Controversy is surrounding claims by Newsweek to have found the creator of the Bitcoin virtual currency.

It was assumed that the name behind Bitcoin, Satoshi Nakamoto, was a pseudonym for the group of coders who developed the system.

Now Newsweek claims Dorian S Nakamoto, a 64-year-old model train enthusiast who lives on the outskirts of Los Angeles, is the creator.

However, he denied his involvement in an interview with the Associated Press.

Mr Nakamoto said he hadn't heard of the cryptocurrency until his son told him about it after being contacted by a reporter.

Newsweek reporter Leah Goodman said in the article, she tracked Mr Nakamoto down by seeking public records for US citizens bearing that name. She then investigated people whose background, education and employment history showed they might be capable of creating the crypto-currency.

Ms Goodman's enquiries focussed on one candidate in particular who seemed to have the right profile and whose involvement was hinted at by other Bitcoin developers.

Further evidence, she said, arose when talking to his family members revealed his obsession with privacy, his political leanings and his facility with maths.

The evidence led Ms Goodman to confront Mr Nakamoto at his home where she asked if he was the creator of Bitcoin.

Many Bitcoin commentators on social networks have expressed scepticism about the find saying the evidence Ms Goodman gathered was not convincing.

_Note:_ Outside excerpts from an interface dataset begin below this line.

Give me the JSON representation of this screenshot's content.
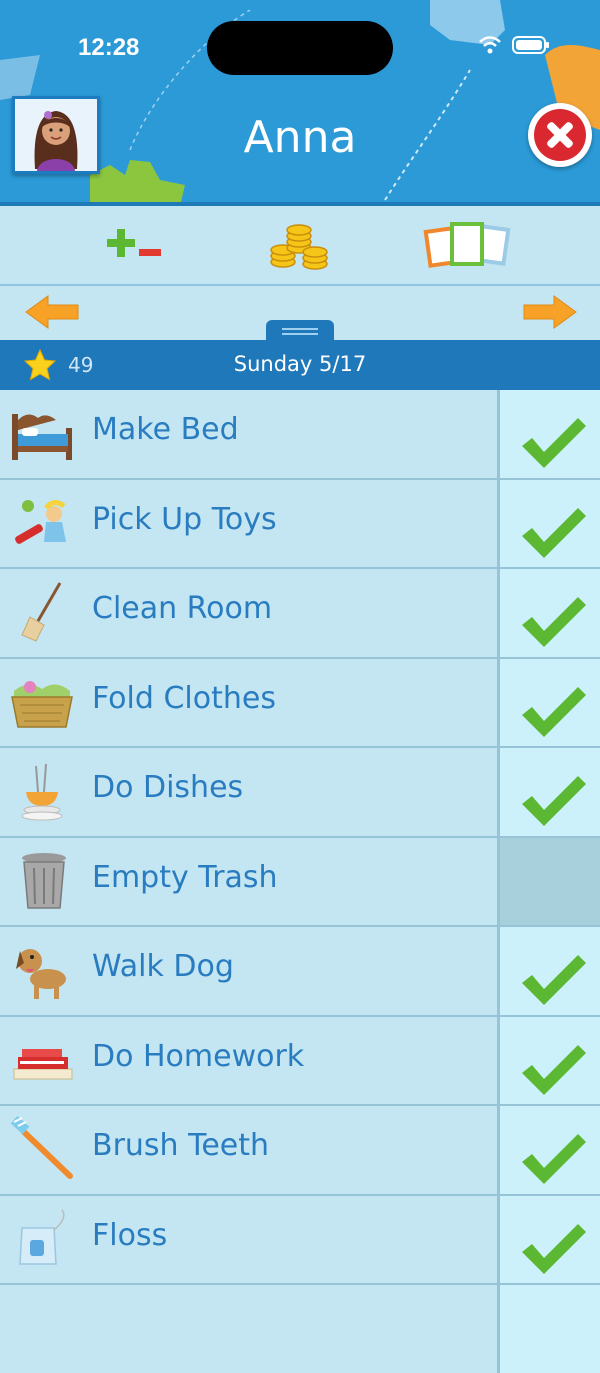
{
  "status_bar": {
    "time": "12:28"
  },
  "header": {
    "child_name": "Anna"
  },
  "toolbar": {
    "items": [
      {
        "icon": "plus-minus-icon"
      },
      {
        "icon": "coins-icon"
      },
      {
        "icon": "photo-cards-icon"
      }
    ]
  },
  "date_bar": {
    "points": "49",
    "date": "Sunday 5/17"
  },
  "chores": [
    {
      "label": "Make Bed",
      "icon": "bed-icon",
      "done": true
    },
    {
      "label": "Pick Up Toys",
      "icon": "toys-icon",
      "done": true
    },
    {
      "label": "Clean Room",
      "icon": "broom-icon",
      "done": true
    },
    {
      "label": "Fold Clothes",
      "icon": "laundry-basket-icon",
      "done": true
    },
    {
      "label": "Do Dishes",
      "icon": "dishes-icon",
      "done": true
    },
    {
      "label": "Empty Trash",
      "icon": "trash-can-icon",
      "done": false
    },
    {
      "label": "Walk Dog",
      "icon": "dog-icon",
      "done": true
    },
    {
      "label": "Do Homework",
      "icon": "books-icon",
      "done": true
    },
    {
      "label": "Brush Teeth",
      "icon": "toothbrush-icon",
      "done": true
    },
    {
      "label": "Floss",
      "icon": "floss-icon",
      "done": true
    }
  ],
  "colors": {
    "header": "#2b9ad6",
    "datebar": "#1f78ba",
    "row": "#c3e6f2",
    "check": "#5cb832",
    "label": "#2a7cc0"
  }
}
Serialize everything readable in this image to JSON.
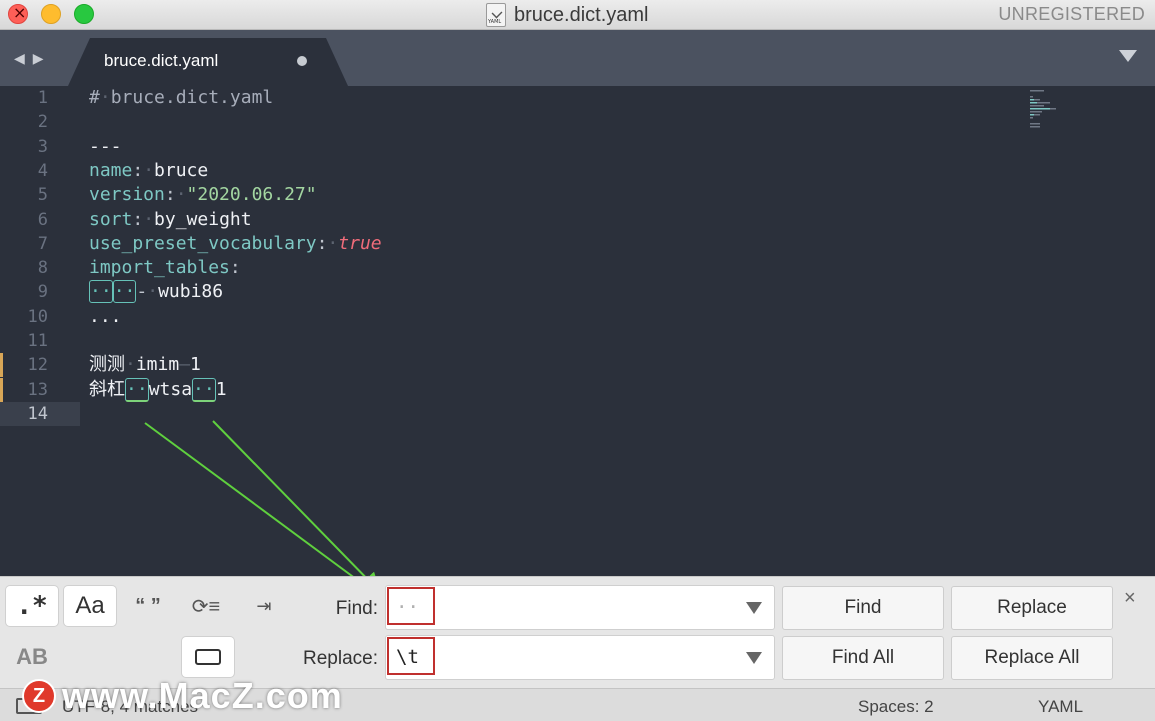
{
  "window": {
    "title": "bruce.dict.yaml",
    "file_icon_label": "YAML",
    "registration": "UNREGISTERED"
  },
  "tabs": [
    {
      "label": "bruce.dict.yaml",
      "modified": true
    }
  ],
  "editor": {
    "lines": [
      {
        "n": "1"
      },
      {
        "n": "2"
      },
      {
        "n": "3"
      },
      {
        "n": "4"
      },
      {
        "n": "5"
      },
      {
        "n": "6"
      },
      {
        "n": "7"
      },
      {
        "n": "8"
      },
      {
        "n": "9"
      },
      {
        "n": "10"
      },
      {
        "n": "11"
      },
      {
        "n": "12"
      },
      {
        "n": "13"
      },
      {
        "n": "14"
      }
    ],
    "code": {
      "l1": "bruce.dict.yaml",
      "l1_hash": "#",
      "l3": "---",
      "name_key": "name",
      "name_val": "bruce",
      "version_key": "version",
      "version_val": "\"2020.06.27\"",
      "sort_key": "sort",
      "sort_val": "by_weight",
      "vocab_key": "use_preset_vocabulary",
      "vocab_val": "true",
      "import_key": "import_tables",
      "import_val": "wubi86",
      "l10": "...",
      "l12_a": "测测",
      "l12_b": "imim",
      "l12_c": "1",
      "l13_a": "斜杠",
      "l13_b": "wtsa",
      "l13_c": "1"
    },
    "active_line": 14,
    "colors": {
      "background": "#2b303b",
      "key": "#7ec8c4",
      "string": "#a3d6a1",
      "boolean": "#ef6c7a",
      "match_highlight": "#66c2b8"
    }
  },
  "find_panel": {
    "options": {
      "regex": ".*",
      "case": "Aa",
      "whole_word": "“ ”",
      "wrap": "⟳≡",
      "in_selection": "⇥",
      "preserve_case": "AB"
    },
    "find_label": "Find:",
    "find_value": "··",
    "replace_label": "Replace:",
    "replace_value": "\\t",
    "buttons": {
      "find": "Find",
      "replace": "Replace",
      "find_all": "Find All",
      "replace_all": "Replace All"
    },
    "close": "×"
  },
  "status_bar": {
    "info": "UTF-8, 4 matches",
    "spaces": "Spaces: 2",
    "syntax": "YAML"
  },
  "watermark": {
    "logo": "Z",
    "text": "www.MacZ.com"
  }
}
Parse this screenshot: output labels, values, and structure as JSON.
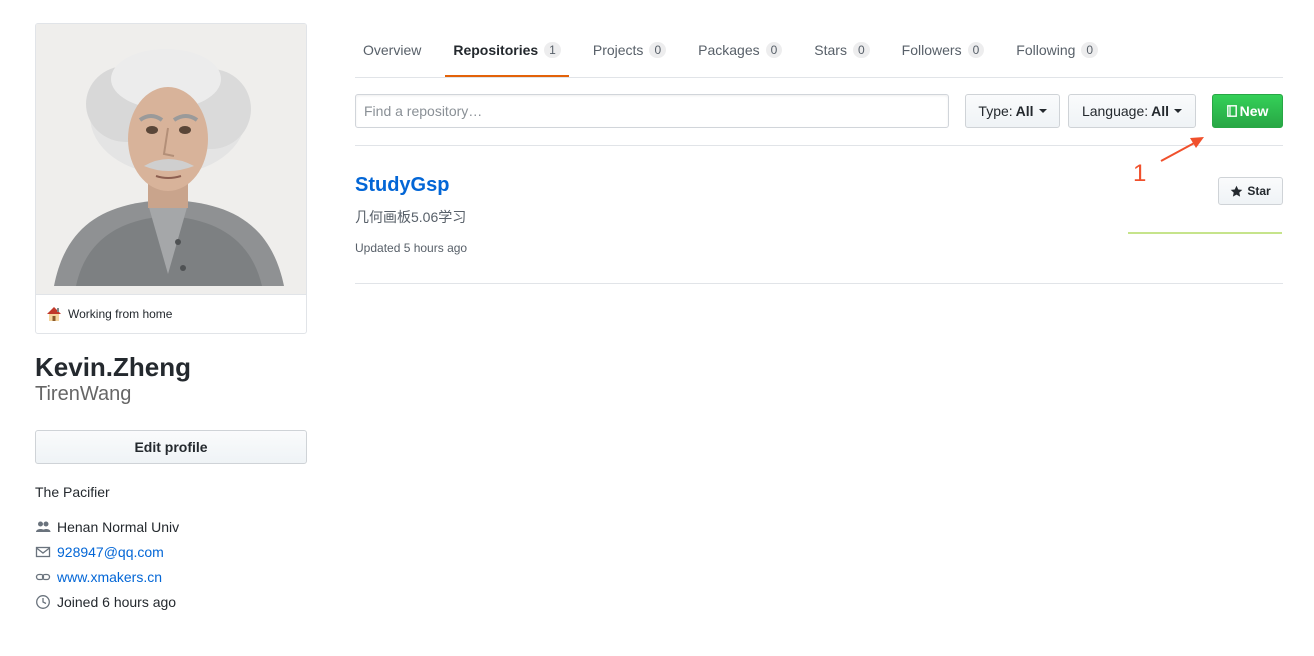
{
  "sidebar": {
    "status_text": "Working from home",
    "full_name": "Kevin.Zheng",
    "username": "TirenWang",
    "edit_profile_label": "Edit profile",
    "bio": "The Pacifier",
    "details": {
      "organization": "Henan Normal Univ",
      "email": "928947@qq.com",
      "website": "www.xmakers.cn",
      "joined": "Joined 6 hours ago"
    }
  },
  "tabs": [
    {
      "label": "Overview",
      "count": null
    },
    {
      "label": "Repositories",
      "count": "1"
    },
    {
      "label": "Projects",
      "count": "0"
    },
    {
      "label": "Packages",
      "count": "0"
    },
    {
      "label": "Stars",
      "count": "0"
    },
    {
      "label": "Followers",
      "count": "0"
    },
    {
      "label": "Following",
      "count": "0"
    }
  ],
  "filters": {
    "search_placeholder": "Find a repository…",
    "type_label": "Type:",
    "type_value": "All",
    "language_label": "Language:",
    "language_value": "All",
    "new_label": "New"
  },
  "repo": {
    "name": "StudyGsp",
    "description": "几何画板5.06学习",
    "updated": "Updated 5 hours ago",
    "star_label": "Star"
  },
  "annotation": {
    "number": "1",
    "color": "#f0502c"
  },
  "colors": {
    "link": "#0366d6",
    "tab_underline": "#e36209",
    "new_button": "#28a745"
  }
}
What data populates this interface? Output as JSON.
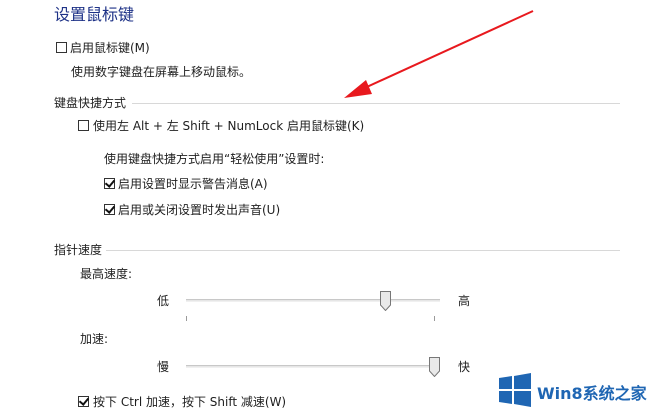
{
  "title": "设置鼠标键",
  "enable_mousekeys": {
    "label": "启用鼠标键(M)",
    "checked": false
  },
  "enable_desc": "使用数字键盘在屏幕上移动鼠标。",
  "shortcut_section": {
    "title": "键盘快捷方式",
    "alt_shift_numlock": {
      "label": "使用左 Alt + 左 Shift + NumLock 启用鼠标键(K)",
      "checked": false
    },
    "ease_heading": "使用键盘快捷方式启用“轻松使用”设置时:",
    "show_warning": {
      "label": "启用设置时显示警告消息(A)",
      "checked": true
    },
    "play_sound": {
      "label": "启用或关闭设置时发出声音(U)",
      "checked": true
    }
  },
  "pointer_section": {
    "title": "指针速度",
    "top_speed": {
      "label": "最高速度:",
      "low": "低",
      "high": "高",
      "value": 0.8
    },
    "acceleration": {
      "label": "加速:",
      "low": "慢",
      "high": "快",
      "value": 1.0
    },
    "ctrl_shift": {
      "label": "按下 Ctrl 加速，按下 Shift 减速(W)",
      "checked": true
    }
  },
  "watermark": {
    "text": "Win8系统之家",
    "icon": "windows-logo-icon",
    "color": "#1f66b3"
  },
  "annotation": {
    "icon": "red-arrow-icon",
    "color": "#e8191e"
  }
}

The story was called "fake" by some commentators on the Bitcoin Talk forum who demanded Mr Nakamoto carry out signed Bitcoin transactions to prove that he was the currency's originator.

Others criticised Newsweek for publishing a picture of Mr Nakamoto and revealing so much about his life.

On Twitter, Ms Goodman said the magazine had only printed information that was publicly available.

Bitcoin not a currency says Japan government

Japan's government said Bitcoin is not a currency but that some transactions using the virtual unit should be taxed.



A number of countries have imposed restrictions on transactions in Bitcoins 


"If there are transactions and subsequent gains, it is natural...for the finance ministry to consider how it can impose taxes," said chief cabinet secretary Yoshihide Suga.

Japan also said banks cannot provide bitcoin as a product to customers.

The government is trying to determine the total volume and value of bitcoins in circulation around the world.

China ban

Some estimates put the global market for Bitcoins, a virtual currency created, or 'mined' through complicated computer algorithms, at about $7bn (£4.2bn).

Countries and their tax authorities have been grappling with how to regulate it, with some seeing it as a route for tax evasion or money laundering.

Russia has declared transactions illegal, China has banned its banks from handling Bitcoin trades, and there have been calls for the US to do the same.

Singapore has imposed a tax on Bitcoin trading and using it to pay for services, after classifying it as goods, rather than a currency.

Last month leading Bitcoin exchange, Tokyo-based MtGox, filed for bankruptcy after losing an estimated 750,000 of its customers' Bitcoins.

Source: BBC